### EXERCISE DIRECTIONS
Please look for the string "setting" below and report every line in which it occurs.

Dataset rows describing interfaces

>>>

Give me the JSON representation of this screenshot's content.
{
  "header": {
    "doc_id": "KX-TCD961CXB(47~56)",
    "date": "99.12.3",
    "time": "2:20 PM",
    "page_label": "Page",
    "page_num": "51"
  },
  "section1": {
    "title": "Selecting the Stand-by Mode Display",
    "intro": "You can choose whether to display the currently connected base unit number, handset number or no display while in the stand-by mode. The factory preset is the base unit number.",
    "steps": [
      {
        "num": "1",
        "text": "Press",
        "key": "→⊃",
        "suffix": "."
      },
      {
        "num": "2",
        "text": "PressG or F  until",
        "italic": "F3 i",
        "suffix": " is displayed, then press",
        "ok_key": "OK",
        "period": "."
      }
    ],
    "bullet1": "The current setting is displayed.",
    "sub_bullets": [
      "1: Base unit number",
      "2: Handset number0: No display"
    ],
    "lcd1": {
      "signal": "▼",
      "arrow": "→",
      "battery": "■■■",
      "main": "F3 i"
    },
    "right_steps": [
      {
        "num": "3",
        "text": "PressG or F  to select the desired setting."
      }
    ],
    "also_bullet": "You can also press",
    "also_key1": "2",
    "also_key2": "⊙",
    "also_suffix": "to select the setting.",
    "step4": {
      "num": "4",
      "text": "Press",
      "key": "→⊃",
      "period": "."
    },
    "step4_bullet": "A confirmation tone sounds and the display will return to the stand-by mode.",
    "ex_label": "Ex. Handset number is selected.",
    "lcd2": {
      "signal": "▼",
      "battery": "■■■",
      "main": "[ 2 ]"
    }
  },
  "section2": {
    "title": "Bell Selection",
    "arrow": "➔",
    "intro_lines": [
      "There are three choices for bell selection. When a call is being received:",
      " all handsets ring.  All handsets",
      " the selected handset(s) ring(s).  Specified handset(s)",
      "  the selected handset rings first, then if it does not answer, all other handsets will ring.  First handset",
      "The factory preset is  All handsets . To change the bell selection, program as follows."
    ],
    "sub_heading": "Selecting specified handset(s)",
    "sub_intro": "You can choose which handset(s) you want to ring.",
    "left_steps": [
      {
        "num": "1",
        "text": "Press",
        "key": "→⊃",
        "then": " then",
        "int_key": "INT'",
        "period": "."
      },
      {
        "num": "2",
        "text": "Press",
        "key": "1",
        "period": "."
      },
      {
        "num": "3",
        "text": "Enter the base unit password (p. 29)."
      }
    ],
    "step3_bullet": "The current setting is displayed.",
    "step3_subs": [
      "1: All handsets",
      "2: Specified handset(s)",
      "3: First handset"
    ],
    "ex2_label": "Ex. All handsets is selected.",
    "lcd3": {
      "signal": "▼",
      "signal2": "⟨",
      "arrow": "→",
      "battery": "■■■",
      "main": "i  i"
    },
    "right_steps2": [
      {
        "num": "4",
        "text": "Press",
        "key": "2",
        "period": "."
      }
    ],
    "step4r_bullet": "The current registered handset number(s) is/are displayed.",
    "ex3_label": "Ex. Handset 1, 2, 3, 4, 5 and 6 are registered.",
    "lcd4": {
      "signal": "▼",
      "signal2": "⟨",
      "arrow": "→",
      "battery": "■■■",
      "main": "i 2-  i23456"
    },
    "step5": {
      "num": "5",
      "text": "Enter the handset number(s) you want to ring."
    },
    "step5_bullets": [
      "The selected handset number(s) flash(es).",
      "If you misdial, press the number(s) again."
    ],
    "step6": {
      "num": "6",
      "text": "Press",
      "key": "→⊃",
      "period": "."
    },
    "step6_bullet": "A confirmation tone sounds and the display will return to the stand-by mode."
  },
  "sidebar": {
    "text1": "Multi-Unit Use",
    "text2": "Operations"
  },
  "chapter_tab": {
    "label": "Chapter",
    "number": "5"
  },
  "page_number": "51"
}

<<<

### ANSWER
    "bullet1": "The current setting is displayed.",
        "text": "PressG or F  to select the desired setting."
    "also_suffix": "to select the setting.",
    "step3_bullet": "The current setting is displayed.",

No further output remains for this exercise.